[[ Data for review open ]]

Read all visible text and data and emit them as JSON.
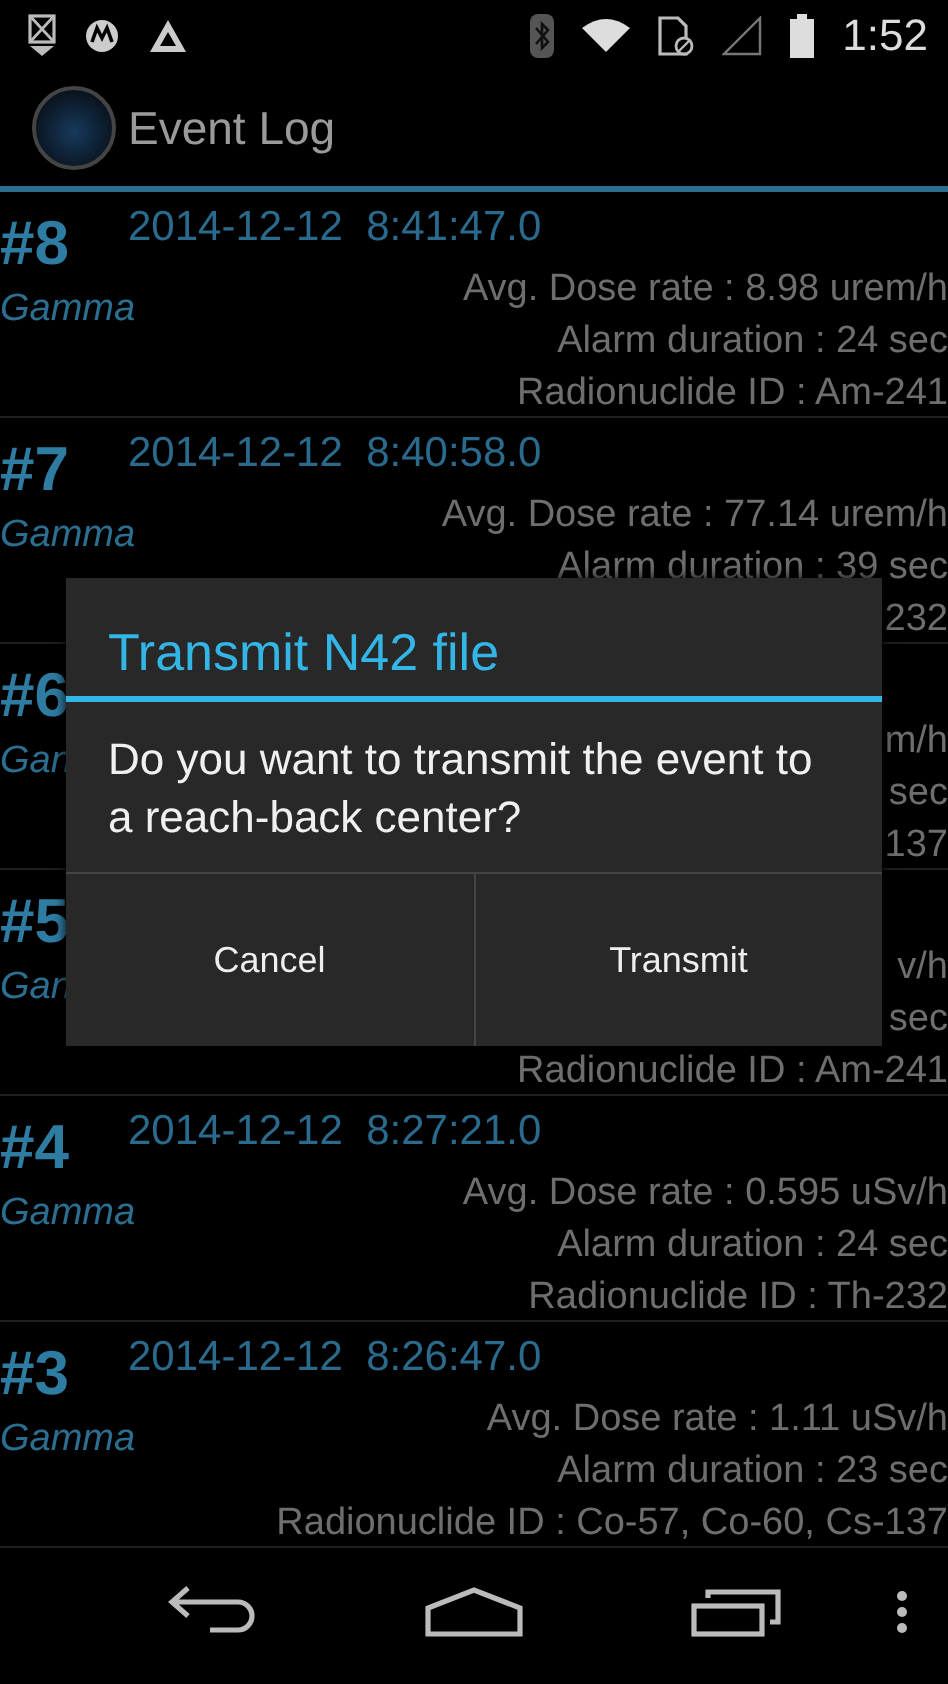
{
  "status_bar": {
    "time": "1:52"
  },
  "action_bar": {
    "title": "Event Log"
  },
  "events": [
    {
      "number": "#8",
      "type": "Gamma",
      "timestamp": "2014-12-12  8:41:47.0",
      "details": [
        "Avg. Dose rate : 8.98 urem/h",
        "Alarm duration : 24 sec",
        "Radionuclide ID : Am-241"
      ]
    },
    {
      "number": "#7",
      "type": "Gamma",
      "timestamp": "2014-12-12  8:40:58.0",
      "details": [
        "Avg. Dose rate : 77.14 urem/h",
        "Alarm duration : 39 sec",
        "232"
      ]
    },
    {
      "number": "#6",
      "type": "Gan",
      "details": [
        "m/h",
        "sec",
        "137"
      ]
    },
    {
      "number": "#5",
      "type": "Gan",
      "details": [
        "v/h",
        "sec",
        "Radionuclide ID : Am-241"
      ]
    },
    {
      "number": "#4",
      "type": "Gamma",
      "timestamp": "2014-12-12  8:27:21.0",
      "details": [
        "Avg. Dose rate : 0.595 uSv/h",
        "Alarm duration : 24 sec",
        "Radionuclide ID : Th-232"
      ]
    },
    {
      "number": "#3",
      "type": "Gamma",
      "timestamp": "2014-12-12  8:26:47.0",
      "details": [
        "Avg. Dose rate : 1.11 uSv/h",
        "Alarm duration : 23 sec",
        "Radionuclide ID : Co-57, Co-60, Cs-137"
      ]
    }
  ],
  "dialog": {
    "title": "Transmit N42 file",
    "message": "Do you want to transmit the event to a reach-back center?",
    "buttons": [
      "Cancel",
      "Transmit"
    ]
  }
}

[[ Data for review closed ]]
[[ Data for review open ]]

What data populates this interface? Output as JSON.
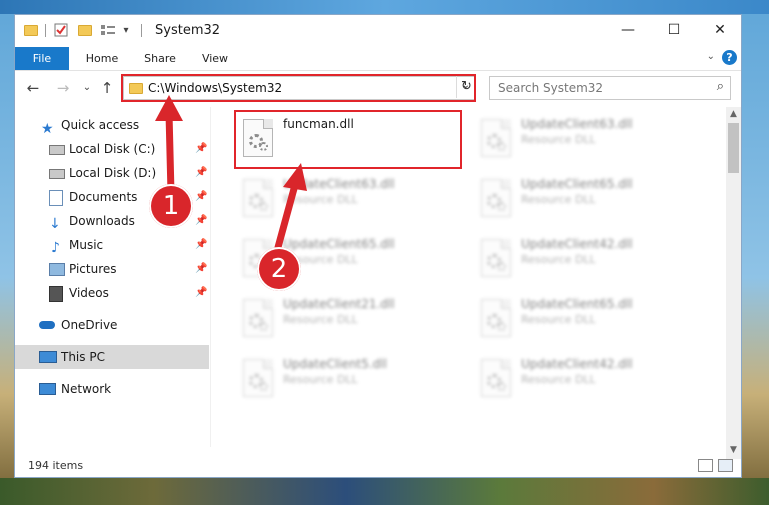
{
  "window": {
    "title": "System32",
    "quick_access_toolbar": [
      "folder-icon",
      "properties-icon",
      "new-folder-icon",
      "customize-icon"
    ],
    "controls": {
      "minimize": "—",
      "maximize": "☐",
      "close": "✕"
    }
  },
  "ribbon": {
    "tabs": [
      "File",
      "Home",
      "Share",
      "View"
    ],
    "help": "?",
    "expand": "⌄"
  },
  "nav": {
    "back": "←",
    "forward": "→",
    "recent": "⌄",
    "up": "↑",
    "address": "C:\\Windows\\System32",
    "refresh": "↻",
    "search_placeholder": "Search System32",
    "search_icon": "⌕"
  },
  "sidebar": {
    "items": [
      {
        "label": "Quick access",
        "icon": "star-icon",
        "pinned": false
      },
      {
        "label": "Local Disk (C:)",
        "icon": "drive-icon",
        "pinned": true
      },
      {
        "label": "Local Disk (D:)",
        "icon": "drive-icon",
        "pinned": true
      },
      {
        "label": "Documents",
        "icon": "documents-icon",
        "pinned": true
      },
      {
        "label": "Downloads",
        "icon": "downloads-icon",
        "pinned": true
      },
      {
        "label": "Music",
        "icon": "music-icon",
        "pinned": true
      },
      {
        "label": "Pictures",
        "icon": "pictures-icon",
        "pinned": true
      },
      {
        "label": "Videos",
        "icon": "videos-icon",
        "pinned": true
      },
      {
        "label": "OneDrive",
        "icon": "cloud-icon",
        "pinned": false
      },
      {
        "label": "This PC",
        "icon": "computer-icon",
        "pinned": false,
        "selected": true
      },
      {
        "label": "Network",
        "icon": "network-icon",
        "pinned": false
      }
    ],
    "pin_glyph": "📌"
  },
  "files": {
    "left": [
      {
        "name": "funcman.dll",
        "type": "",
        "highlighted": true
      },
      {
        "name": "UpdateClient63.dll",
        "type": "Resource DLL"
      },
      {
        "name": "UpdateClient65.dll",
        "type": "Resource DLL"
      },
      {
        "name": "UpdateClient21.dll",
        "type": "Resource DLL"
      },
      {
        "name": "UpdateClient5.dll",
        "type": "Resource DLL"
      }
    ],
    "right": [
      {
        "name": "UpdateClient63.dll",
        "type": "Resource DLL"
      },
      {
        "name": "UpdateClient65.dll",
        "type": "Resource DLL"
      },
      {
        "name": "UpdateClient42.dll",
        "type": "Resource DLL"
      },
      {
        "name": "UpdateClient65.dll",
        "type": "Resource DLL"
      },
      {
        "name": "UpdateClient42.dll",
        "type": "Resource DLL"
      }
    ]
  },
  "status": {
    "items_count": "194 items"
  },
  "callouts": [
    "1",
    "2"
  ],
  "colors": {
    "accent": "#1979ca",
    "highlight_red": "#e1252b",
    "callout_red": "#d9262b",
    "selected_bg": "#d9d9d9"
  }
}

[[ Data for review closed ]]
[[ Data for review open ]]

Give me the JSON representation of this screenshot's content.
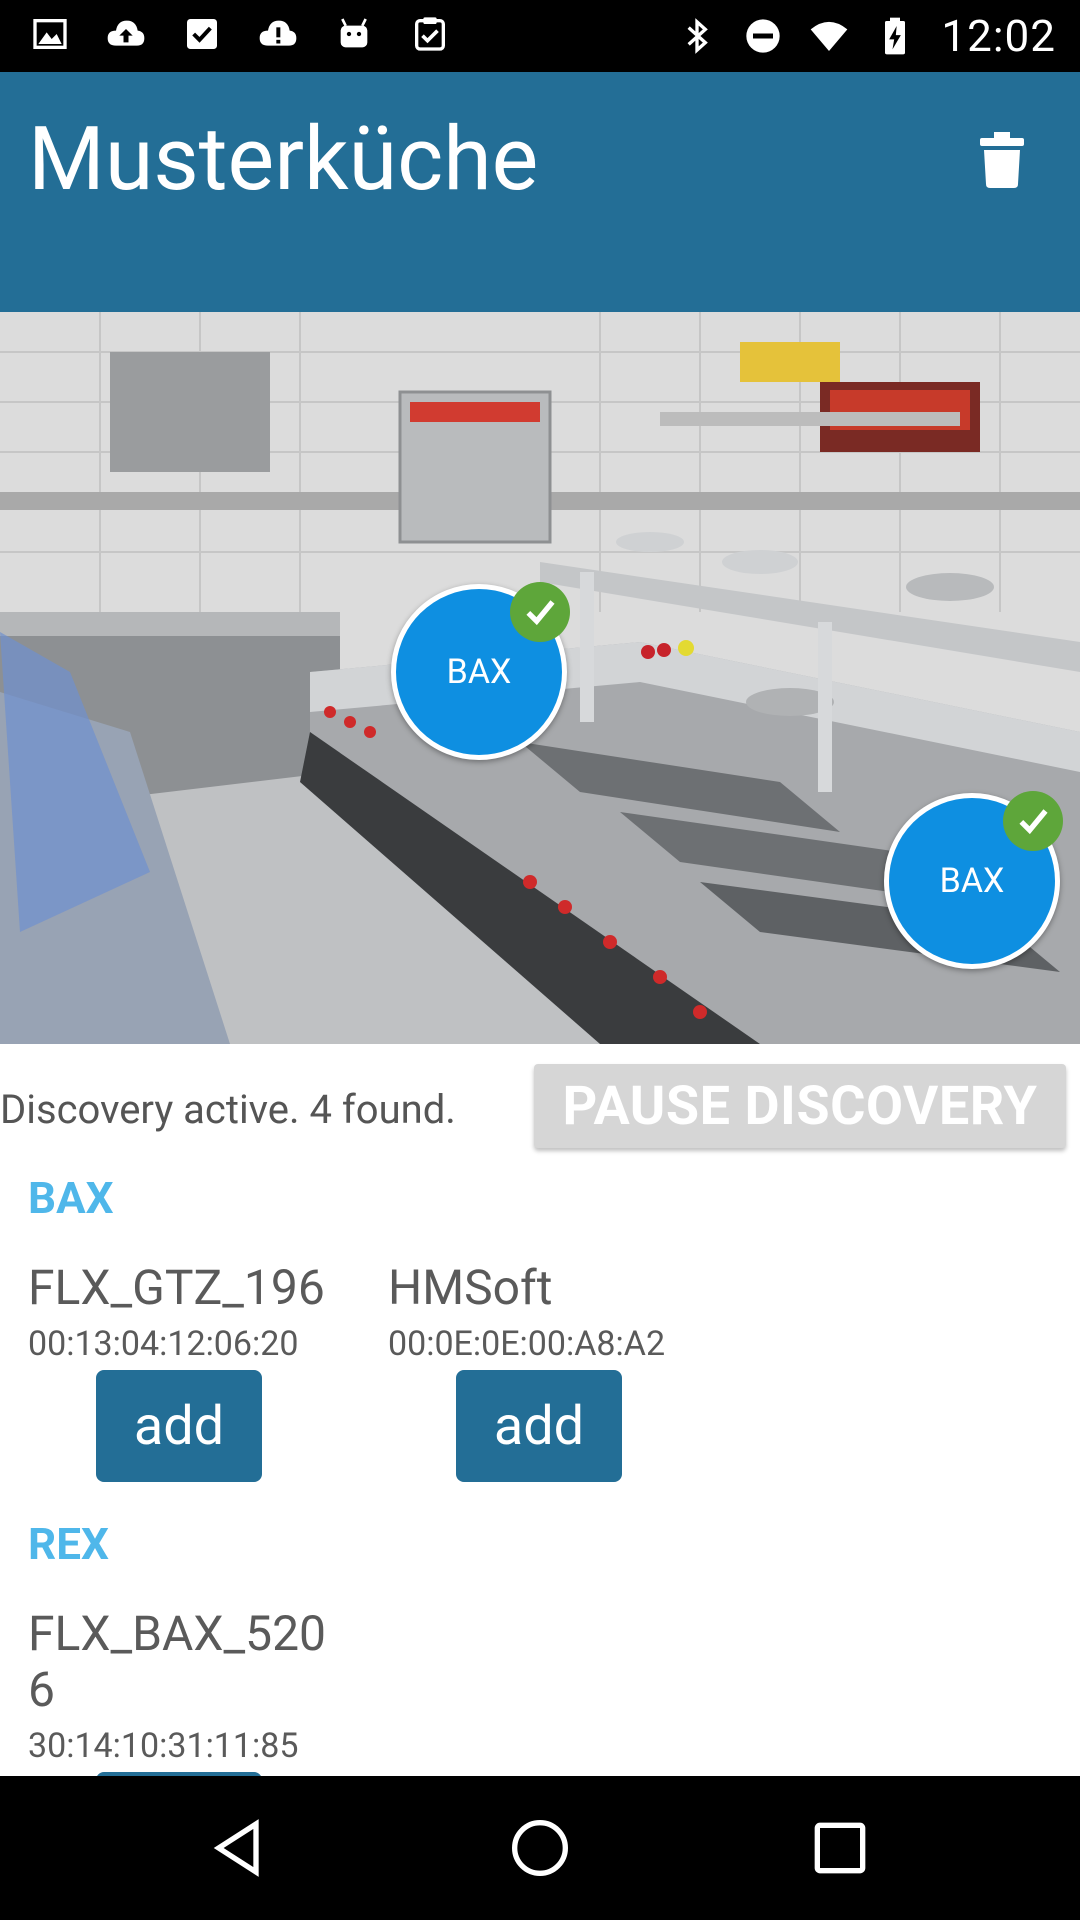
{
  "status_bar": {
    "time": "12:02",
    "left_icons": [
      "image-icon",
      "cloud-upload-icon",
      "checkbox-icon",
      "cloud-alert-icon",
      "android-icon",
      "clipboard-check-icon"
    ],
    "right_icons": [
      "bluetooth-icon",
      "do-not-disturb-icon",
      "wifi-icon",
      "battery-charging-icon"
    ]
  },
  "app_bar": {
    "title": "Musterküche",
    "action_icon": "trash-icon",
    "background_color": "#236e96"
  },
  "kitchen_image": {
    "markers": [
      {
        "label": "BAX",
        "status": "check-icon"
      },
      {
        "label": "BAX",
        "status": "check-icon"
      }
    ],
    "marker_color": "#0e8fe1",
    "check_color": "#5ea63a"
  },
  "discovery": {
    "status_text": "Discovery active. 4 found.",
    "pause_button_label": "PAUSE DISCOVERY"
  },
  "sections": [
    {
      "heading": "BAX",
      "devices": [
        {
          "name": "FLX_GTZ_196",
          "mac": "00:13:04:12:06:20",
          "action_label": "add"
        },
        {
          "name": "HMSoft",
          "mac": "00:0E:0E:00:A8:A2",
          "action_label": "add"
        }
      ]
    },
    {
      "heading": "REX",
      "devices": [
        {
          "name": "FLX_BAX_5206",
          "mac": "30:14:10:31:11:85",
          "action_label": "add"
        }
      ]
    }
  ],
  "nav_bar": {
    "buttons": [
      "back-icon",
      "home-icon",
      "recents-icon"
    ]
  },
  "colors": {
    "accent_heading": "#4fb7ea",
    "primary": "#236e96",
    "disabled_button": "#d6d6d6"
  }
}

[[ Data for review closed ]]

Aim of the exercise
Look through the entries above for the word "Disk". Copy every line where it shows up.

Completed task
        "label": "Local Disk (C:)",
        "label": "Local Disk (D:)",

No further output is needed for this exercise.